- Exercise prompt -
Each entry below should be returned exactly as is, with the pictures removed.

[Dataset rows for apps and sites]
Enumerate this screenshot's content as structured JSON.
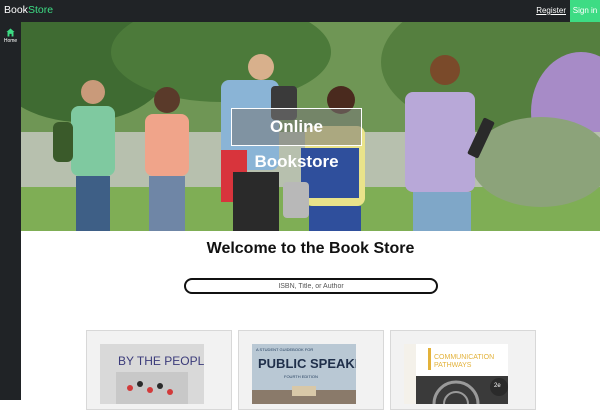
{
  "topbar": {
    "brand_prefix": "Book",
    "brand_suffix": "Store",
    "register_label": "Register",
    "signin_label": "Sign in"
  },
  "sidebar": {
    "items": [
      {
        "label": "Home",
        "icon": "home-icon"
      }
    ]
  },
  "hero": {
    "title": "Online Bookstore"
  },
  "main": {
    "welcome": "Welcome to the Book Store",
    "search_placeholder": "ISBN, Title, or Author"
  },
  "books": [
    {
      "cover_title": "BY THE PEOPLE"
    },
    {
      "cover_kicker": "A STUDENT GUIDEBOOK FOR",
      "cover_title": "PUBLIC SPEAKING",
      "cover_subtitle": "FOURTH EDITION"
    },
    {
      "cover_title_line1": "COMMUNICATION",
      "cover_title_line2": "PATHWAYS",
      "edition": "2e"
    }
  ],
  "colors": {
    "accent": "#3ddc84",
    "bar": "#202326"
  }
}
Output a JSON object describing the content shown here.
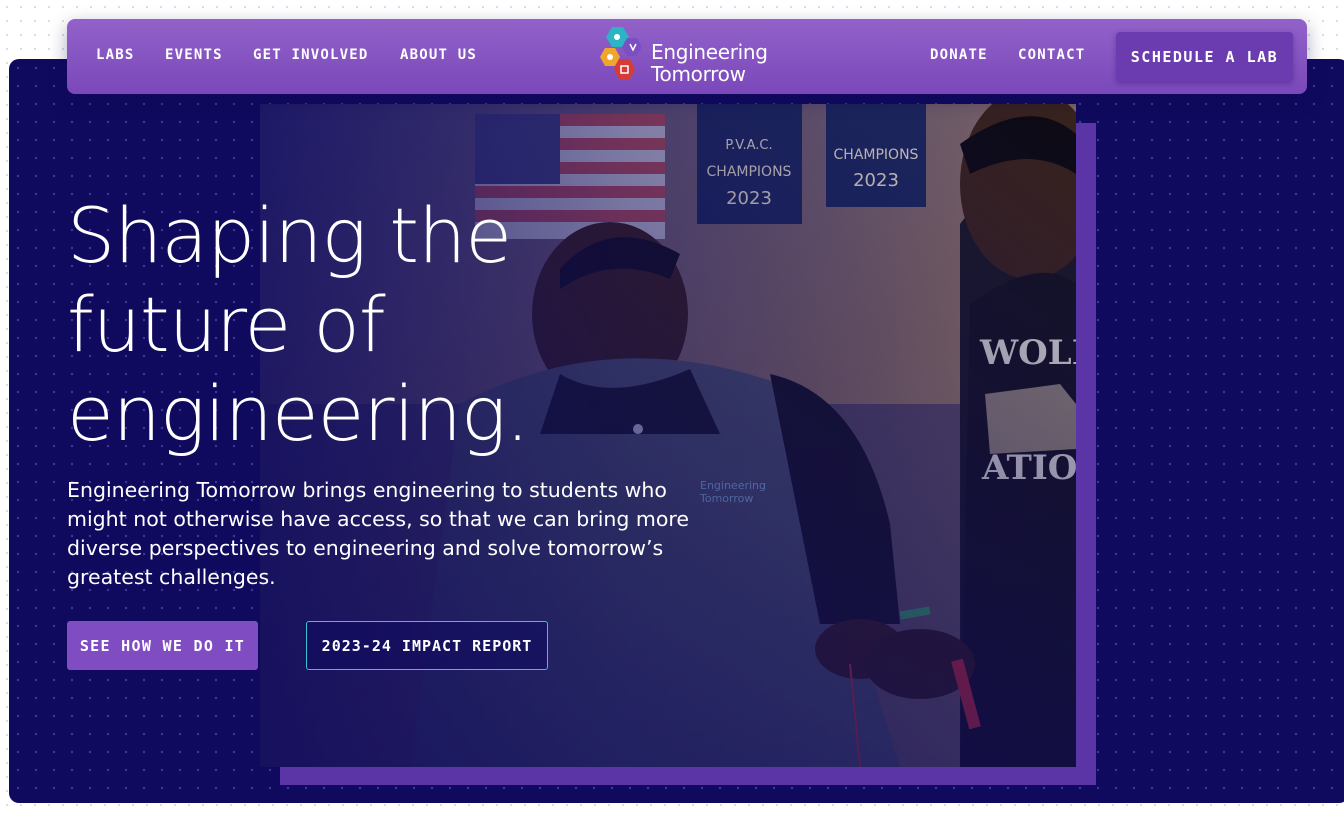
{
  "nav": {
    "left_links": [
      "LABS",
      "EVENTS",
      "GET INVOLVED",
      "ABOUT US"
    ],
    "right_links": [
      "DONATE",
      "CONTACT"
    ],
    "cta_label": "SCHEDULE A LAB",
    "logo": {
      "line1": "Engineering",
      "line2": "Tomorrow",
      "icon": "hexagon-cluster-logo-icon"
    }
  },
  "hero": {
    "headline_lines": [
      "Shaping the",
      "future of",
      "engineering."
    ],
    "subtext": "Engineering Tomorrow brings engineering to students who might not otherwise have access, so that we can bring more diverse perspectives to engineering and solve tomorrow’s greatest challenges.",
    "primary_button": "SEE HOW WE DO IT",
    "secondary_button": "2023-24 IMPACT REPORT",
    "photo_icon": "students-working-photo"
  },
  "colors": {
    "hero_background": "#0f0a5e",
    "nav_background": "#8a5cc6",
    "accent_purple": "#7f4cc2",
    "outline_teal": "#38c2d2"
  }
}
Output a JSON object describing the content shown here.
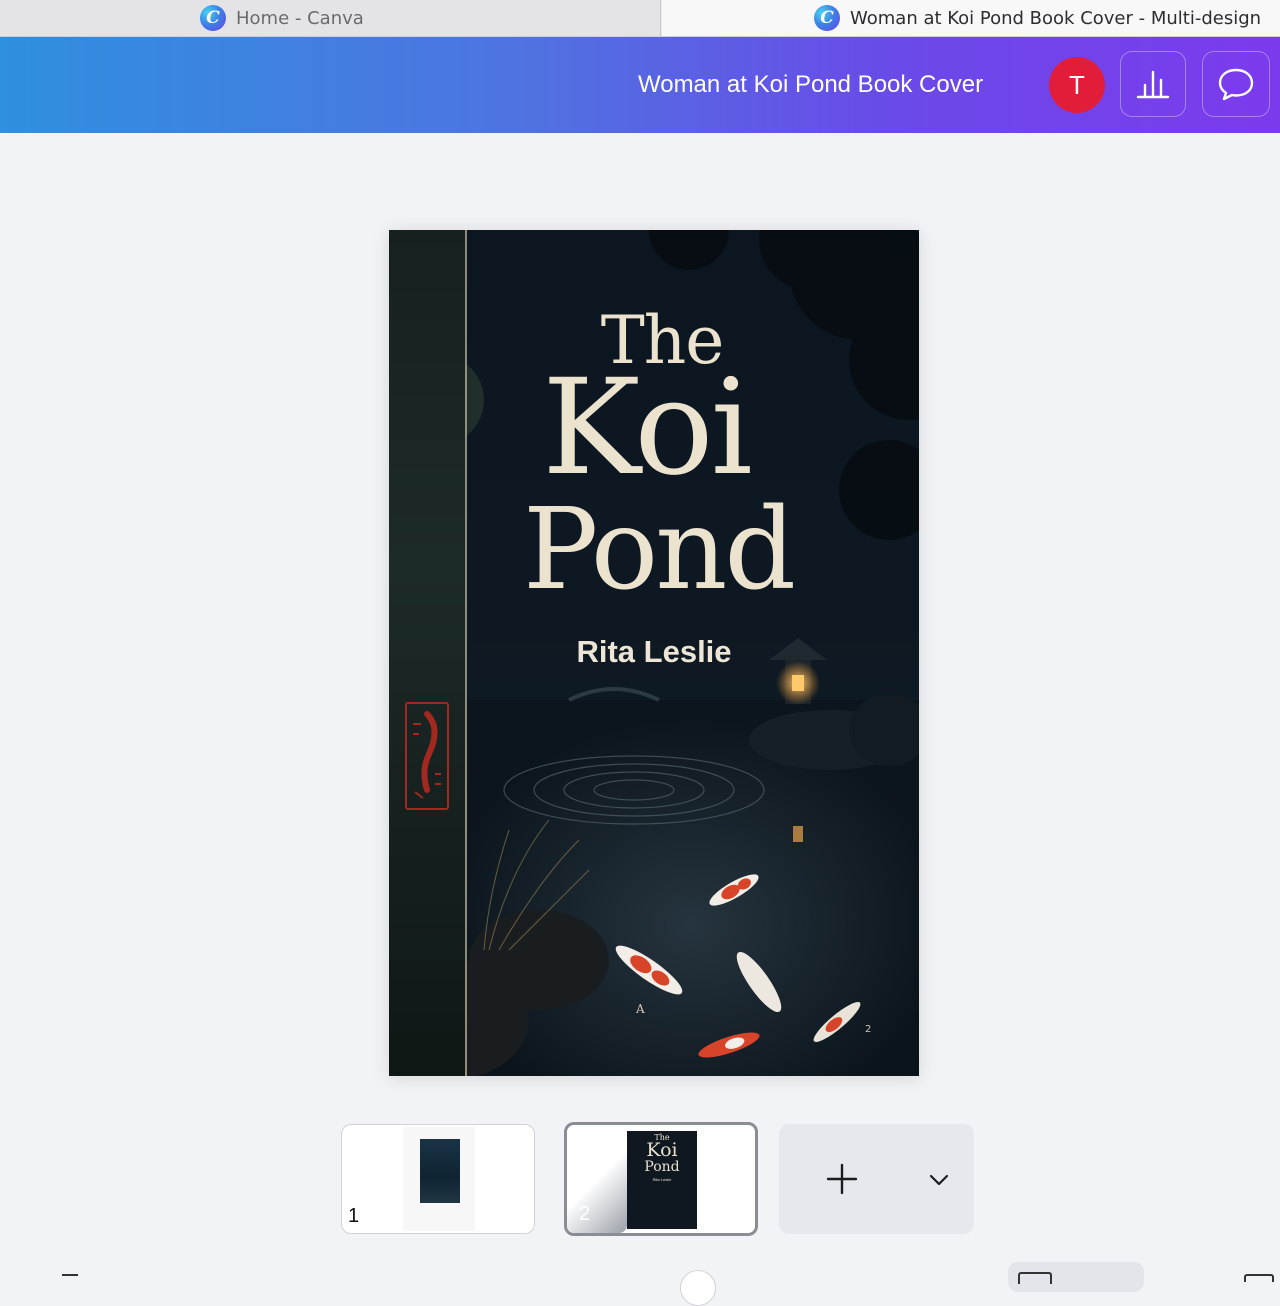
{
  "browser": {
    "tabs": [
      {
        "title": "Home - Canva",
        "active": false
      },
      {
        "title": "Woman at Koi Pond Book Cover - Multi-design",
        "active": true
      }
    ],
    "favicon_letter": "C"
  },
  "topbar": {
    "design_title": "Woman at Koi Pond Book Cover",
    "avatar_initial": "T",
    "icons": [
      "insights-chart-icon",
      "comment-icon"
    ],
    "colors": {
      "gradient_start": "#2f8fe0",
      "gradient_end": "#7c3aed",
      "avatar": "#e11d3a"
    }
  },
  "canvas": {
    "cover": {
      "title_line1": "The",
      "title_line2": "Koi",
      "title_line3": "Pond",
      "author": "Rita Leslie",
      "spine_letter": "A",
      "page_marker": "2"
    }
  },
  "pages": {
    "thumbnails": [
      {
        "number": "1",
        "selected": false
      },
      {
        "number": "2",
        "selected": true,
        "mini_title": [
          "The",
          "Koi",
          "Pond"
        ],
        "mini_author": "Rita Leslie"
      }
    ],
    "add_page_icon": "plus-icon",
    "more_icon": "chevron-down-icon"
  }
}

- Finished exercise -
Enumerate this screenshot's content as structured JSON.
{
  "topbar": {
    "brand_prefix": "Book",
    "brand_suffix": "Store",
    "register_label": "Register",
    "signin_label": "Sign in"
  },
  "sidebar": {
    "items": [
      {
        "label": "Home",
        "icon": "home-icon"
      }
    ]
  },
  "hero": {
    "title": "Online Bookstore"
  },
  "main": {
    "welcome": "Welcome to the Book Store",
    "search_placeholder": "ISBN, Title, or Author"
  },
  "books": [
    {
      "cover_title": "BY THE PEOPLE"
    },
    {
      "cover_kicker": "A STUDENT GUIDEBOOK FOR",
      "cover_title": "PUBLIC SPEAKING",
      "cover_subtitle": "FOURTH EDITION"
    },
    {
      "cover_title_line1": "COMMUNICATION",
      "cover_title_line2": "PATHWAYS",
      "edition": "2e"
    }
  ],
  "colors": {
    "accent": "#3ddc84",
    "bar": "#202326"
  }
}
Output a JSON object describing the content shown here.
{
  "nav": {
    "left_links": [
      "LABS",
      "EVENTS",
      "GET INVOLVED",
      "ABOUT US"
    ],
    "right_links": [
      "DONATE",
      "CONTACT"
    ],
    "cta_label": "SCHEDULE A LAB",
    "logo": {
      "line1": "Engineering",
      "line2": "Tomorrow",
      "icon": "hexagon-cluster-logo-icon"
    }
  },
  "hero": {
    "headline_lines": [
      "Shaping the",
      "future of",
      "engineering."
    ],
    "subtext": "Engineering Tomorrow brings engineering to students who might not otherwise have access, so that we can bring more diverse perspectives to engineering and solve tomorrow’s greatest challenges.",
    "primary_button": "SEE HOW WE DO IT",
    "secondary_button": "2023-24 IMPACT REPORT",
    "photo_icon": "students-working-photo"
  },
  "colors": {
    "hero_background": "#0f0a5e",
    "nav_background": "#8a5cc6",
    "accent_purple": "#7f4cc2",
    "outline_teal": "#38c2d2"
  }
}
Output a JSON object describing the content shown here.
{
  "browser": {
    "tabs": [
      {
        "title": "Home - Canva",
        "active": false
      },
      {
        "title": "Woman at Koi Pond Book Cover - Multi-design",
        "active": true
      }
    ],
    "favicon_letter": "C"
  },
  "topbar": {
    "design_title": "Woman at Koi Pond Book Cover",
    "avatar_initial": "T",
    "icons": [
      "insights-chart-icon",
      "comment-icon"
    ],
    "colors": {
      "gradient_start": "#2f8fe0",
      "gradient_end": "#7c3aed",
      "avatar": "#e11d3a"
    }
  },
  "canvas": {
    "cover": {
      "title_line1": "The",
      "title_line2": "Koi",
      "title_line3": "Pond",
      "author": "Rita Leslie",
      "spine_letter": "A",
      "page_marker": "2"
    }
  },
  "pages": {
    "thumbnails": [
      {
        "number": "1",
        "selected": false
      },
      {
        "number": "2",
        "selected": true,
        "mini_title": [
          "The",
          "Koi",
          "Pond"
        ],
        "mini_author": "Rita Leslie"
      }
    ],
    "add_page_icon": "plus-icon",
    "more_icon": "chevron-down-icon"
  }
}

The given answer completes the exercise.